“They came a little bit more focused today,” Drake, after Wednesday’s practice, said. “We decided when we went in the locker room, to keep everything positive and cool. We’re hoping that type of closeness will help in the next round.”
There was also no need for closure.
“The feeling was -- I just told them, ‘I’m not going to talk about how bad we played,’” Drake continued. “No need to relive it. There’s 16 other teams that didn’t move on. We have a clean slate.”
The Knights led by as many as 10 points in the fourth quarter on Tuesday, but Cleveland (11-17), playing the entirety of its year in honor of its former coach, John Jacobs, who died of cancer six days before the season began, showed its resiliency on the road by tying the game at 62 with a 15-5 run. After the Knights pushed the lead back to 69-62, the Rams again made it interesting with a 6-0 run to pull within one point in the final minutes.
Some clutch plays by Darquez Flowers, who scored a team-high 25 points, finally put the game away, but key contributions off the bench earlier in the game by Jordan Lynch and Maliek Dawes, Drake said, also helped the Knights.
“Those two guys stood out last night,” he said. “Those guys off the bench gave us a boost that helped us at the right time.”
The second round matchup against No. 18 Fayetteville-Westover (20-4) today will be a new challenge for the Knights, who haven’t yet played them this season, and, as Drake joked, exist mostly on MaxPreps to the Northern Nash coaching staff.
One thing that immediately sticks out on the Wolverines’ roster is their height; Westover has two players at 6-foot-8 and one at 6-foot-6, something the Knights, whose starters all hover around 6-foot-2, haven’t seen much of this year.
The coaching staff on Wednesday stressed all of the basics with rebounding and boxing out, given the outsized circumstances. Beyond that, there’s no misconceptions about what needs to happen in what they still hope can be a special season and a deep tournament run.
“We know what’s at jeopardy. It’s a lot of pressure for us being the No. 2 seed,” Drake said. “This could be their last practice. Tomorrow could be their last game. We’ve got to make adjustments quickly -- no letdowns like we had last night.”
Nash Central looks for another road win
On Tuesday night, in the 60-59 overtime victory for the No. 17 Nash Central girls against No. 16 Bunn, it looked in the final seconds like a second overtime would be the best case scenario for the Bulldogs.
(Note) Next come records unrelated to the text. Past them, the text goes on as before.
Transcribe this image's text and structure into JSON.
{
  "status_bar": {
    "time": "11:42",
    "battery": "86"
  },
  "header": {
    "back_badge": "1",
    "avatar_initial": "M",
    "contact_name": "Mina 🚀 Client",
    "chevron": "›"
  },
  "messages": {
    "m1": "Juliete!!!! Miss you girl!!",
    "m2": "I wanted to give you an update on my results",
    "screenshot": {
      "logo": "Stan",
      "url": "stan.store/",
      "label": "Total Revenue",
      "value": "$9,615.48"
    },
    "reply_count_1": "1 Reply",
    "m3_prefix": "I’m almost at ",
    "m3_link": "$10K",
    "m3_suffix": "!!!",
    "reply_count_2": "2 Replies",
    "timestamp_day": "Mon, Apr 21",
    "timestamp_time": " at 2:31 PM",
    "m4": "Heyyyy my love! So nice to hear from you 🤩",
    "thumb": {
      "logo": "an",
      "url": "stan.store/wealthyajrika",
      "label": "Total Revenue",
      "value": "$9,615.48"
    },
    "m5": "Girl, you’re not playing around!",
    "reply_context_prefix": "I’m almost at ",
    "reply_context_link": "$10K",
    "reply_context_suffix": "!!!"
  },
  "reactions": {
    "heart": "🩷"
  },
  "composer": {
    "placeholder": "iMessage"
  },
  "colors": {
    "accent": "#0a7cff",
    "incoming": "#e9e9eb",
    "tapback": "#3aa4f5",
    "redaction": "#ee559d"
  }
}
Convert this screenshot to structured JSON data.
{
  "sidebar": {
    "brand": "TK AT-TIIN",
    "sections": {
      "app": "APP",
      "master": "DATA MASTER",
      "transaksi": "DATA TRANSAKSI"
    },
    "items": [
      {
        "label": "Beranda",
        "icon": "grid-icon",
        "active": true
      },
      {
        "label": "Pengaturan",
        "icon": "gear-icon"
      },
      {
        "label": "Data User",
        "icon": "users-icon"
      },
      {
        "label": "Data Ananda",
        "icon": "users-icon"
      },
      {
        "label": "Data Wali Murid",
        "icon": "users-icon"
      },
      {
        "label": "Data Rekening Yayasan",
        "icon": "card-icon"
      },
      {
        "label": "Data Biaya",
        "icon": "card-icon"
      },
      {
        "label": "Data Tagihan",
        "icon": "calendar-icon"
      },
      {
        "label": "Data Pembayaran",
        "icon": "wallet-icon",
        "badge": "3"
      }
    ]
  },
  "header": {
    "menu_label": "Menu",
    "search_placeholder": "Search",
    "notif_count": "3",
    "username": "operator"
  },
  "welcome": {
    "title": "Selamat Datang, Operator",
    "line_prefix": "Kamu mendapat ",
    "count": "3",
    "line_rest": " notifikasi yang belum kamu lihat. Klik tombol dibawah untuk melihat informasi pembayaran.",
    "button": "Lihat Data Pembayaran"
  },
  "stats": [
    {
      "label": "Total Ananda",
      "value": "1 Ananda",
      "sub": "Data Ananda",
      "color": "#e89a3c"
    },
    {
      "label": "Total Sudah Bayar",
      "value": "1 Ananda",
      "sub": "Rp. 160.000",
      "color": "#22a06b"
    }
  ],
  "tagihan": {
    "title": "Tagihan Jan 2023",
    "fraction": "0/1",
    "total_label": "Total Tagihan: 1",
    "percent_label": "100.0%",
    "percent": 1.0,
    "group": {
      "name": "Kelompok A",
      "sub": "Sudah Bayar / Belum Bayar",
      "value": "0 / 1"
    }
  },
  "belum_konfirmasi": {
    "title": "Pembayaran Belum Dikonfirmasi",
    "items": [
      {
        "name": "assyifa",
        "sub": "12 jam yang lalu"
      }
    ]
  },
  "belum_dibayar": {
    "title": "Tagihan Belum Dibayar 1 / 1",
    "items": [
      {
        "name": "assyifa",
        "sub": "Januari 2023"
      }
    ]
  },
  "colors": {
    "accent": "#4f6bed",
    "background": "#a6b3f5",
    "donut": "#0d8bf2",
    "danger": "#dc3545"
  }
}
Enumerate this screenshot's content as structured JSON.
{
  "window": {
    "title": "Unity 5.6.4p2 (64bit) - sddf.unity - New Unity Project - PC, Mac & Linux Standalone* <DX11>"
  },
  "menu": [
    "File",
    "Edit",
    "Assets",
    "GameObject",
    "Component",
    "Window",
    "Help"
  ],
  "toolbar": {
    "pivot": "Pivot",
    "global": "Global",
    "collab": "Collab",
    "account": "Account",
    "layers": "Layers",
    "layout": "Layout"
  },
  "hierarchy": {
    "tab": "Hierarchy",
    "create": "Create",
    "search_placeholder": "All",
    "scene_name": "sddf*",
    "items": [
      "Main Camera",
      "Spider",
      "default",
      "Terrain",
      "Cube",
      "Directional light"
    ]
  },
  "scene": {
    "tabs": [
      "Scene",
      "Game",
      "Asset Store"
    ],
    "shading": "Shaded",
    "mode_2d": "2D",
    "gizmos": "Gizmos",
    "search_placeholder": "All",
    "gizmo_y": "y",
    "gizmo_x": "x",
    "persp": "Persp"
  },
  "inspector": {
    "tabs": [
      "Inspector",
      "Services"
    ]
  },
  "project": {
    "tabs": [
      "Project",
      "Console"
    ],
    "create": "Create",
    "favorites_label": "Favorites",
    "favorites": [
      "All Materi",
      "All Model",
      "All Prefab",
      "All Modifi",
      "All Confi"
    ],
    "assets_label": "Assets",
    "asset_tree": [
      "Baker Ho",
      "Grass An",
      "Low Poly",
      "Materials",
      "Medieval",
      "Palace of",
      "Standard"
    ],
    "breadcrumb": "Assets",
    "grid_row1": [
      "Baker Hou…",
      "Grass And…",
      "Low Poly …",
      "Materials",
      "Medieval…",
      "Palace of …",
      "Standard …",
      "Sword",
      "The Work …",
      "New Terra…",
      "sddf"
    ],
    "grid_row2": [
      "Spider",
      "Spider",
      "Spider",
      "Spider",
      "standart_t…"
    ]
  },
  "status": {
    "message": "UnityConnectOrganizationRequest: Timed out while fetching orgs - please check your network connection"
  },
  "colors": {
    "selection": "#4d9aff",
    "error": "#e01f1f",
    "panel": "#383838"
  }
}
Bunn, hosting the first round of the 2-A NCHSAA tournament, had the ball in a tied game with three seconds left underneath its own basket. A deflection on the inbounds pass ended up in the hands of Nash Central’s My'ka Hedgepeth who was fouled with .6 seconds, and despite just missing a pair, knocked down one of two for the overtime playoff victory.
The Bulldogs scored just 14 points in the first half but got back in the game with a big 21-point third quarter, aided by a mixture of bench players and starters.
“As the game went on, the bench got really into it,” coach Terri Cash said. “The energy came from our bench. The girls hung in until we got it together in the third; they were ecstatic after the game.”
With the win for Nash Central comes a matchup today in the second round on the road against No. 1 seed Kinston (26-1). The Bulldogs faced them once this season, a 50-32 victory on Dec. 27 for the Vikings.
“They’re big, bigger than we are. We’re going to need to rebound the ball,” Cash said. “A lot has changed since Christmas. Were going in as the underdog, but this time of year any team can win on any given night.”